* Your goal *
This task calls for copying each line below that contains "vândute".

* Input records *
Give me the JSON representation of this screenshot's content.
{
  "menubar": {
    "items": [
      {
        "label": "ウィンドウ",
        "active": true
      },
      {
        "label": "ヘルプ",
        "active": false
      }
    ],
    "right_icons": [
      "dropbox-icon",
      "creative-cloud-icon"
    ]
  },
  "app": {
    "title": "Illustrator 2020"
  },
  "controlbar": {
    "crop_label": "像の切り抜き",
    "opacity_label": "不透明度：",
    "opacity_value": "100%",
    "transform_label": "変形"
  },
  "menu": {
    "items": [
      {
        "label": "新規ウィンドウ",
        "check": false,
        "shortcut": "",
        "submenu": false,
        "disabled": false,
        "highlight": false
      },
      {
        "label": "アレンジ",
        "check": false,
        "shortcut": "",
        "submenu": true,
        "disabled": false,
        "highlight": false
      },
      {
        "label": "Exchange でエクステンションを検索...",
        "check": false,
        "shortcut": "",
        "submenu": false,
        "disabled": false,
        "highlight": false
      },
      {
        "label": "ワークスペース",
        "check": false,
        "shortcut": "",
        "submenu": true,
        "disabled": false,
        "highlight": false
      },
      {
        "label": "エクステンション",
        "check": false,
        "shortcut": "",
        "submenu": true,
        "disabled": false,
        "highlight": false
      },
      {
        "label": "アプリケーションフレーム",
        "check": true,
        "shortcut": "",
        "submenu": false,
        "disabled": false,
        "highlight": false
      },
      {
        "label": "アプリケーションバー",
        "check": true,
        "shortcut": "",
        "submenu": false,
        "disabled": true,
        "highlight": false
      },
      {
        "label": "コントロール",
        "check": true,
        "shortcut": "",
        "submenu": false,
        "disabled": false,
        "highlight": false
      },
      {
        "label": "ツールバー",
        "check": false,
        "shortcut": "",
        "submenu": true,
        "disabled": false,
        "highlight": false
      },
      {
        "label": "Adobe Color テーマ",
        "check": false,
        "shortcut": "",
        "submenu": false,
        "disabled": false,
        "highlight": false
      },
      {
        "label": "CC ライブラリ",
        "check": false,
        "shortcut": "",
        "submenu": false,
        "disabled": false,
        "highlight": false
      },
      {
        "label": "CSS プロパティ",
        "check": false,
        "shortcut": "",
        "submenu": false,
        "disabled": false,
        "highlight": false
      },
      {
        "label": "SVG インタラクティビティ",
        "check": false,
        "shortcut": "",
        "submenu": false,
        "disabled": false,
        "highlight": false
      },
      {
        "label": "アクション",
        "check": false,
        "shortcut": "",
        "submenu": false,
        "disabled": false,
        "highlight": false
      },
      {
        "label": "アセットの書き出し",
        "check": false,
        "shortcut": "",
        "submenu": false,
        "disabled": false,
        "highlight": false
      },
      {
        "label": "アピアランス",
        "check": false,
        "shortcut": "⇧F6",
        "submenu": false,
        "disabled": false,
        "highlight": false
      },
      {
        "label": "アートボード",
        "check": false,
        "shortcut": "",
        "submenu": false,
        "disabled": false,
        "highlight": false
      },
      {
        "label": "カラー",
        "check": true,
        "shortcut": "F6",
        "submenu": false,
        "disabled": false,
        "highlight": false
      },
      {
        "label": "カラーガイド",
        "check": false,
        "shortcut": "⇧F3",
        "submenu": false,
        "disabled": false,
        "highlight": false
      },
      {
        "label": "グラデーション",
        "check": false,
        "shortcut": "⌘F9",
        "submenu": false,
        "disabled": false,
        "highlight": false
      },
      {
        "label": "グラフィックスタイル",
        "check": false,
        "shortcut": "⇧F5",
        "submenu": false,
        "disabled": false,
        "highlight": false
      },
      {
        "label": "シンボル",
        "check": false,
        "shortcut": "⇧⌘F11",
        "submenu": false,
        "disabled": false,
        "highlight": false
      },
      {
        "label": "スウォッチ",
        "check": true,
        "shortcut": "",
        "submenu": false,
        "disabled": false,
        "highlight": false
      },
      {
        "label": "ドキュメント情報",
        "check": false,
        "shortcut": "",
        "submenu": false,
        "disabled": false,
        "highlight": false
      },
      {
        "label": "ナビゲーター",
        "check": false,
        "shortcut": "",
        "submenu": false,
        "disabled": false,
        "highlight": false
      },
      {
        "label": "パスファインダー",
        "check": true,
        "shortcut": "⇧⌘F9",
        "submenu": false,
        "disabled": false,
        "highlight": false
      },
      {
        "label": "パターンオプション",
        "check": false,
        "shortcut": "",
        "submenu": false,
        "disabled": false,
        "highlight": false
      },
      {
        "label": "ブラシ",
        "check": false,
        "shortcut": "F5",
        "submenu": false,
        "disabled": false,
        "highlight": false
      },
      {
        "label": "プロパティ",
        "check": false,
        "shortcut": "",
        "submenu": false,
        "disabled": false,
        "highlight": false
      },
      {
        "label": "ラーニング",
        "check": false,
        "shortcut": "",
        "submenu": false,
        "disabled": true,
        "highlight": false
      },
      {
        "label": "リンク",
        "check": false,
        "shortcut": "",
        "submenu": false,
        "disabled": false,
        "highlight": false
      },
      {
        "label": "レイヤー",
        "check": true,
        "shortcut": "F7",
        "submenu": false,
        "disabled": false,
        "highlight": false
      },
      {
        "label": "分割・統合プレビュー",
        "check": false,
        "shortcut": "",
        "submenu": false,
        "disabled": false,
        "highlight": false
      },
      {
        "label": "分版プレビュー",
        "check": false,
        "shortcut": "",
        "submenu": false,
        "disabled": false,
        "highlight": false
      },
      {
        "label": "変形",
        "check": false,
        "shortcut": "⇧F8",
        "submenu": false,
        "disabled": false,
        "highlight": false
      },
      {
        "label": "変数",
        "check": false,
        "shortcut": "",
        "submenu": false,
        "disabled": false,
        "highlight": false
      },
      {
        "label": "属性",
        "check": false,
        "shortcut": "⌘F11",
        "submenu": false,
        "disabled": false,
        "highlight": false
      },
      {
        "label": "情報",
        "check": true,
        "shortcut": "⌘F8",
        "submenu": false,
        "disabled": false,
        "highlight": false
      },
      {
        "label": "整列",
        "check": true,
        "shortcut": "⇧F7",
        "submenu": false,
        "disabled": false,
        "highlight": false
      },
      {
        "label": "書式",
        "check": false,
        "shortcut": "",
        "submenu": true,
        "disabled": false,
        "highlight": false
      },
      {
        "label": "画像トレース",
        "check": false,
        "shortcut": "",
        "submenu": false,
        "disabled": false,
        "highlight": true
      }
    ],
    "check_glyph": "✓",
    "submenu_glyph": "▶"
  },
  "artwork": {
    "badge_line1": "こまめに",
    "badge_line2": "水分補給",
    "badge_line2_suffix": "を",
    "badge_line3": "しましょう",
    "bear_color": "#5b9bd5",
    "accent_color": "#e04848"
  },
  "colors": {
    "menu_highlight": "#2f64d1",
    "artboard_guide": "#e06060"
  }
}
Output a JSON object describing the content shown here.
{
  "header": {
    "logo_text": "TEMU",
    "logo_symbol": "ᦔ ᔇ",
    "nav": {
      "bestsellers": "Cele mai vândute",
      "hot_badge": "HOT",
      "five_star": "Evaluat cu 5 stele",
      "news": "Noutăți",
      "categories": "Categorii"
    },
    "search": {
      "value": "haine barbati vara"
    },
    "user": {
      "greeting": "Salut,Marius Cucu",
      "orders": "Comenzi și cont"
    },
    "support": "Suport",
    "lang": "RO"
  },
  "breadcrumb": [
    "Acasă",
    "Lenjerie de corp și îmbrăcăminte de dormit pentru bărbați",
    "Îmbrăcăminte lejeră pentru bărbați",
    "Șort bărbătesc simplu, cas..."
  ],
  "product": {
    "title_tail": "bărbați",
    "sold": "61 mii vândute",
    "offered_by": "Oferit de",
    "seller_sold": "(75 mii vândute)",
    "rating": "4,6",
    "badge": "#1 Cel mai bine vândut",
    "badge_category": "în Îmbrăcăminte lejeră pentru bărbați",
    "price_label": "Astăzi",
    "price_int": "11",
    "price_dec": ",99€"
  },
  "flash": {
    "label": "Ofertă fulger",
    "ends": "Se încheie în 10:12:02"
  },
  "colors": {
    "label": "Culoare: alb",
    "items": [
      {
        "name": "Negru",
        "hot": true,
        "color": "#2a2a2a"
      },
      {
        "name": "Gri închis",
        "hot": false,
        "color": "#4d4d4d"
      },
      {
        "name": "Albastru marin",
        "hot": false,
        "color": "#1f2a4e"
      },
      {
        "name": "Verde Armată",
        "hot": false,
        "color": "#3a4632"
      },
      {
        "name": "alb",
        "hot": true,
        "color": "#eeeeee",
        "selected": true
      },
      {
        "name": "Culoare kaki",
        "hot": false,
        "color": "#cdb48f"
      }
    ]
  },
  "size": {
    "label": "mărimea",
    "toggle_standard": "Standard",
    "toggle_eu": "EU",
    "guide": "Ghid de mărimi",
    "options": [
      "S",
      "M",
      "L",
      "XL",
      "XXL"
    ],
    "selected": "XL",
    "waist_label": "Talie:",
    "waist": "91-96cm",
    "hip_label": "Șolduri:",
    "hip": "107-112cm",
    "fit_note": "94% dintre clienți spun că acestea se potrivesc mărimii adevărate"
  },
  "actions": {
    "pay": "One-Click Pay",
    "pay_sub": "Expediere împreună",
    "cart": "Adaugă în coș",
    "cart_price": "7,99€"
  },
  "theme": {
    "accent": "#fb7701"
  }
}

* Answer to the problem *
      "bestsellers": "Cele mai vândute",
    "sold": "61 mii vândute",
    "seller_sold": "(75 mii vândute)",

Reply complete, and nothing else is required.